Week 1 June 14 and 16Water WildlifeUtah Lake
Week 2June 21 and 23Rock OnRock Canyon
Week 3June 28 and 30The Bees KneesLocal beekeeper
Week 4July 12 and 14Feathered FriendsTracy Aviary
Week 5 July 19 and 21Reptile RetreatThanksgiving Point
Week 6July 26 and 28Animal OccupationsHogle Zoo
Week 7Aug 2 and 4Cave CrawlersTimp Cave

 You can fill out the form here to register your child, or call 801-422-6698 for more information.  Spots fill quickly, so register today!  Cost is $35 per child per week.  Refunds, excluding a $4.00 processing fee, are available prior to one week before the assigned starting date.

Monday, June 6, 2016

WHOOOO Can tell me what renovations have been happening with our birds?

So friends.  I don't know how long it's been since you've dropped into the museum, but if it's been a while, it's about time you plan a little trip.  Quite a bit of renovation has just been completed, and the Fred and Sue Morris Bird Gallery's recent makeover is looking good.  From this...

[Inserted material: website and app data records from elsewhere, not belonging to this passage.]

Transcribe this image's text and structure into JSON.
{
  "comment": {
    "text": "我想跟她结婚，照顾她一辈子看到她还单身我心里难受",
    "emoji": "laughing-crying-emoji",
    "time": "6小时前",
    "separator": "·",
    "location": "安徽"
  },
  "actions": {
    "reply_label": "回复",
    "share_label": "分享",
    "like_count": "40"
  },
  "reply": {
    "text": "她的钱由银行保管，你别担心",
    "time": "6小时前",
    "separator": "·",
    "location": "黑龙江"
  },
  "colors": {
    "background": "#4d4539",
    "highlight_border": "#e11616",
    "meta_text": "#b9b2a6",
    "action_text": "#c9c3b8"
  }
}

to....HA!  You'll just have to come in and take a look for yourself.
In honor of our exciting changes, this week's animal spotlight is the lesser flamingo, which is given a stunning central position in the restructured exhibit. Weighing in at about 4 pounds and a 36 inches, these animals are one of the smallest and brightest flamingos.  Interestingly, flamingos are not born with their beautiful pink plumage.  Their color comes from carotenoid pigments extracted from their diet (which, in fact, colors tree leaves as well.)  Both male and female flamingos "nurse" their young, in that both provide a type of milk called crop milk.  Lesser flamingos are thought to be the most numerous and live in the largest flocks.

For more information about this gorgeous animal, come check out the updated exhibit!  It won't leave you hanging, like I've so rudely done...